- What you should do
A word-for-word copy of the records that follow is needed, with every picture omitted.

───── Source records

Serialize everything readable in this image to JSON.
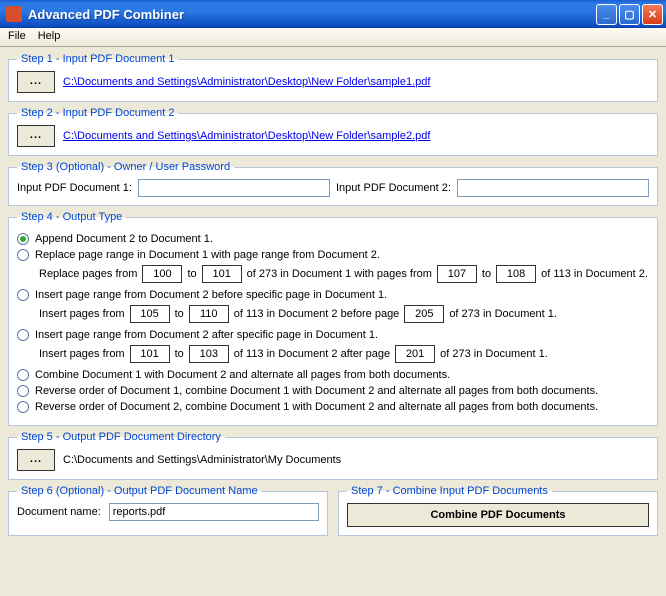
{
  "window": {
    "title": "Advanced PDF Combiner"
  },
  "menu": {
    "file": "File",
    "help": "Help"
  },
  "step1": {
    "legend": "Step 1 - Input PDF Document 1",
    "browse": "...",
    "path": "C:\\Documents and Settings\\Administrator\\Desktop\\New Folder\\sample1.pdf"
  },
  "step2": {
    "legend": "Step 2 - Input PDF Document 2",
    "browse": "...",
    "path": "C:\\Documents and Settings\\Administrator\\Desktop\\New Folder\\sample2.pdf"
  },
  "step3": {
    "legend": "Step 3 (Optional) - Owner / User Password",
    "label1": "Input PDF Document 1:",
    "value1": "",
    "label2": "Input PDF Document 2:",
    "value2": ""
  },
  "step4": {
    "legend": "Step 4 - Output Type",
    "opt1": "Append Document 2 to Document 1.",
    "opt2": "Replace page range in Document 1 with page range from Document 2.",
    "opt2_sub_a": "Replace pages from",
    "opt2_from": "100",
    "opt2_sub_b": "to",
    "opt2_to": "101",
    "opt2_sub_c": "of 273   in Document 1 with pages from",
    "opt2_from2": "107",
    "opt2_sub_d": "to",
    "opt2_to2": "108",
    "opt2_sub_e": "of 113   in Document 2.",
    "opt3": "Insert page range from Document 2 before specific page in Document 1.",
    "opt3_sub_a": "Insert pages from",
    "opt3_from": "105",
    "opt3_sub_b": "to",
    "opt3_to": "110",
    "opt3_sub_c": "of 113   in Document 2 before page",
    "opt3_page": "205",
    "opt3_sub_d": "of 273   in Document 1.",
    "opt4": "Insert page range from Document 2 after specific page in Document 1.",
    "opt4_sub_a": "Insert pages from",
    "opt4_from": "101",
    "opt4_sub_b": "to",
    "opt4_to": "103",
    "opt4_sub_c": "of 113   in Document 2 after page",
    "opt4_page": "201",
    "opt4_sub_d": "of 273   in Document 1.",
    "opt5": "Combine Document 1 with Document 2 and alternate all pages from both documents.",
    "opt6": "Reverse order of Document 1, combine Document 1 with Document 2 and alternate all pages from both documents.",
    "opt7": "Reverse order of Document 2, combine Document 1 with Document 2 and alternate all pages from both documents."
  },
  "step5": {
    "legend": "Step 5 - Output PDF Document Directory",
    "browse": "...",
    "path": "C:\\Documents and Settings\\Administrator\\My Documents"
  },
  "step6": {
    "legend": "Step 6 (Optional) - Output PDF Document Name",
    "label": "Document name:",
    "value": "reports.pdf"
  },
  "step7": {
    "legend": "Step 7 - Combine Input PDF Documents",
    "button": "Combine PDF Documents"
  }
}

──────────

- Answer to this task
Serialize everything readable in this image to JSON.
{
  "window": {
    "title": "Advanced PDF Combiner"
  },
  "menu": {
    "file": "File",
    "help": "Help"
  },
  "step1": {
    "legend": "Step 1 - Input PDF Document 1",
    "browse": "...",
    "path": "C:\\Documents and Settings\\Administrator\\Desktop\\New Folder\\sample1.pdf"
  },
  "step2": {
    "legend": "Step 2 - Input PDF Document 2",
    "browse": "...",
    "path": "C:\\Documents and Settings\\Administrator\\Desktop\\New Folder\\sample2.pdf"
  },
  "step3": {
    "legend": "Step 3 (Optional) - Owner / User Password",
    "label1": "Input PDF Document 1:",
    "value1": "",
    "label2": "Input PDF Document 2:",
    "value2": ""
  },
  "step4": {
    "legend": "Step 4 - Output Type",
    "opt1": "Append Document 2 to Document 1.",
    "opt2": "Replace page range in Document 1 with page range from Document 2.",
    "opt2_sub_a": "Replace pages from",
    "opt2_from": "100",
    "opt2_sub_b": "to",
    "opt2_to": "101",
    "opt2_sub_c": "of 273   in Document 1 with pages from",
    "opt2_from2": "107",
    "opt2_sub_d": "to",
    "opt2_to2": "108",
    "opt2_sub_e": "of 113   in Document 2.",
    "opt3": "Insert page range from Document 2 before specific page in Document 1.",
    "opt3_sub_a": "Insert pages from",
    "opt3_from": "105",
    "opt3_sub_b": "to",
    "opt3_to": "110",
    "opt3_sub_c": "of 113   in Document 2 before page",
    "opt3_page": "205",
    "opt3_sub_d": "of 273   in Document 1.",
    "opt4": "Insert page range from Document 2 after specific page in Document 1.",
    "opt4_sub_a": "Insert pages from",
    "opt4_from": "101",
    "opt4_sub_b": "to",
    "opt4_to": "103",
    "opt4_sub_c": "of 113   in Document 2 after page",
    "opt4_page": "201",
    "opt4_sub_d": "of 273   in Document 1.",
    "opt5": "Combine Document 1 with Document 2 and alternate all pages from both documents.",
    "opt6": "Reverse order of Document 1, combine Document 1 with Document 2 and alternate all pages from both documents.",
    "opt7": "Reverse order of Document 2, combine Document 1 with Document 2 and alternate all pages from both documents."
  },
  "step5": {
    "legend": "Step 5 - Output PDF Document Directory",
    "browse": "...",
    "path": "C:\\Documents and Settings\\Administrator\\My Documents"
  },
  "step6": {
    "legend": "Step 6 (Optional) - Output PDF Document Name",
    "label": "Document name:",
    "value": "reports.pdf"
  },
  "step7": {
    "legend": "Step 7 - Combine Input PDF Documents",
    "button": "Combine PDF Documents"
  }
}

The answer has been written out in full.